TRY IT:
From first line to last, the records below are to be duplicated exactly.

------------

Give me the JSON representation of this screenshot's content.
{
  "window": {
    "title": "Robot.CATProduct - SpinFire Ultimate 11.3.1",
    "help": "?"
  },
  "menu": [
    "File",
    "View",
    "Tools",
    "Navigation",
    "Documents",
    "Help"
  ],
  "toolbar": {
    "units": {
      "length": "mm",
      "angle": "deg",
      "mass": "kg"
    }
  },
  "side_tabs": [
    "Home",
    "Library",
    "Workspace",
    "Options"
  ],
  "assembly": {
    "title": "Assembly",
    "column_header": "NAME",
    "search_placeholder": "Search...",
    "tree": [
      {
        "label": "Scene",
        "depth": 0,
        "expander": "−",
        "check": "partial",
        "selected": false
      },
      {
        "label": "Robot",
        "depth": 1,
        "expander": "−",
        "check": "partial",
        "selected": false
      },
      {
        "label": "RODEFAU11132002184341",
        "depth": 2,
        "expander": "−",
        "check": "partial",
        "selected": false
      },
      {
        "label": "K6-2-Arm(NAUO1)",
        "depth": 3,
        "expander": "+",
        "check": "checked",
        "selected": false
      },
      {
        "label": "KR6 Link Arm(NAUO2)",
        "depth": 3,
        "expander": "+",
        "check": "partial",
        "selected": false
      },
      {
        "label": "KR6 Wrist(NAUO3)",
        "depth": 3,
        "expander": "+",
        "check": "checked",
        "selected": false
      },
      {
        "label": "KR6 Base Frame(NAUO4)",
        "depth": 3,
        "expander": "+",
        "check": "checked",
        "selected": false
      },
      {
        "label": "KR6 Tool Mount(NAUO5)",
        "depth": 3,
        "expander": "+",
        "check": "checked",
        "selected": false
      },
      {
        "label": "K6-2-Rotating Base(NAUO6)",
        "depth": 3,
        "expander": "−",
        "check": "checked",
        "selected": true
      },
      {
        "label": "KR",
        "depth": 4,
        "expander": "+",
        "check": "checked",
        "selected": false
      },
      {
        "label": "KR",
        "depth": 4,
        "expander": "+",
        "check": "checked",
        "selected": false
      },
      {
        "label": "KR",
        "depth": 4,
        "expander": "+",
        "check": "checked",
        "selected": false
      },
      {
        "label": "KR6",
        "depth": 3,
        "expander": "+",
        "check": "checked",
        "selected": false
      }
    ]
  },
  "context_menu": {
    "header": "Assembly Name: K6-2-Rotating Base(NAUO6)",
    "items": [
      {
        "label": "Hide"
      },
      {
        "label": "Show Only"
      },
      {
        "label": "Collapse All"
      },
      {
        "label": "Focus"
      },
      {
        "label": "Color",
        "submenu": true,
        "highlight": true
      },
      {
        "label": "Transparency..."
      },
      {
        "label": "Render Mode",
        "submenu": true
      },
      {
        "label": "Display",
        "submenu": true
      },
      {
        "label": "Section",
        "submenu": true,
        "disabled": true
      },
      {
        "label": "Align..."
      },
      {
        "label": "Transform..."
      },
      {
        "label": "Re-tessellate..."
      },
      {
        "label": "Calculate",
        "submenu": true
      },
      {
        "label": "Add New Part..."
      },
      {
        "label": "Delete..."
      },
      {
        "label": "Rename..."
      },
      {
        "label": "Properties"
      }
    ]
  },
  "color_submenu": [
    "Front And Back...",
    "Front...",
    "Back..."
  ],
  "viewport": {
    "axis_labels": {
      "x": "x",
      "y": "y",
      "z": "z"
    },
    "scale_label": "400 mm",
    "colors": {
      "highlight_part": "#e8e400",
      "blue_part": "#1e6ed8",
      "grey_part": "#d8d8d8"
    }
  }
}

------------

ANSWER BOX:
Give me the JSON representation of this screenshot's content.
{
  "window": {
    "title": "Robot.CATProduct - SpinFire Ultimate 11.3.1",
    "help": "?"
  },
  "menu": [
    "File",
    "View",
    "Tools",
    "Navigation",
    "Documents",
    "Help"
  ],
  "toolbar": {
    "units": {
      "length": "mm",
      "angle": "deg",
      "mass": "kg"
    }
  },
  "side_tabs": [
    "Home",
    "Library",
    "Workspace",
    "Options"
  ],
  "assembly": {
    "title": "Assembly",
    "column_header": "NAME",
    "search_placeholder": "Search...",
    "tree": [
      {
        "label": "Scene",
        "depth": 0,
        "expander": "−",
        "check": "partial",
        "selected": false
      },
      {
        "label": "Robot",
        "depth": 1,
        "expander": "−",
        "check": "partial",
        "selected": false
      },
      {
        "label": "RODEFAU11132002184341",
        "depth": 2,
        "expander": "−",
        "check": "partial",
        "selected": false
      },
      {
        "label": "K6-2-Arm(NAUO1)",
        "depth": 3,
        "expander": "+",
        "check": "checked",
        "selected": false
      },
      {
        "label": "KR6 Link Arm(NAUO2)",
        "depth": 3,
        "expander": "+",
        "check": "partial",
        "selected": false
      },
      {
        "label": "KR6 Wrist(NAUO3)",
        "depth": 3,
        "expander": "+",
        "check": "checked",
        "selected": false
      },
      {
        "label": "KR6 Base Frame(NAUO4)",
        "depth": 3,
        "expander": "+",
        "check": "checked",
        "selected": false
      },
      {
        "label": "KR6 Tool Mount(NAUO5)",
        "depth": 3,
        "expander": "+",
        "check": "checked",
        "selected": false
      },
      {
        "label": "K6-2-Rotating Base(NAUO6)",
        "depth": 3,
        "expander": "−",
        "check": "checked",
        "selected": true
      },
      {
        "label": "KR",
        "depth": 4,
        "expander": "+",
        "check": "checked",
        "selected": false
      },
      {
        "label": "KR",
        "depth": 4,
        "expander": "+",
        "check": "checked",
        "selected": false
      },
      {
        "label": "KR",
        "depth": 4,
        "expander": "+",
        "check": "checked",
        "selected": false
      },
      {
        "label": "KR6",
        "depth": 3,
        "expander": "+",
        "check": "checked",
        "selected": false
      }
    ]
  },
  "context_menu": {
    "header": "Assembly Name: K6-2-Rotating Base(NAUO6)",
    "items": [
      {
        "label": "Hide"
      },
      {
        "label": "Show Only"
      },
      {
        "label": "Collapse All"
      },
      {
        "label": "Focus"
      },
      {
        "label": "Color",
        "submenu": true,
        "highlight": true
      },
      {
        "label": "Transparency..."
      },
      {
        "label": "Render Mode",
        "submenu": true
      },
      {
        "label": "Display",
        "submenu": true
      },
      {
        "label": "Section",
        "submenu": true,
        "disabled": true
      },
      {
        "label": "Align..."
      },
      {
        "label": "Transform..."
      },
      {
        "label": "Re-tessellate..."
      },
      {
        "label": "Calculate",
        "submenu": true
      },
      {
        "label": "Add New Part..."
      },
      {
        "label": "Delete..."
      },
      {
        "label": "Rename..."
      },
      {
        "label": "Properties"
      }
    ]
  },
  "color_submenu": [
    "Front And Back...",
    "Front...",
    "Back..."
  ],
  "viewport": {
    "axis_labels": {
      "x": "x",
      "y": "y",
      "z": "z"
    },
    "scale_label": "400 mm",
    "colors": {
      "highlight_part": "#e8e400",
      "blue_part": "#1e6ed8",
      "grey_part": "#d8d8d8"
    }
  }
}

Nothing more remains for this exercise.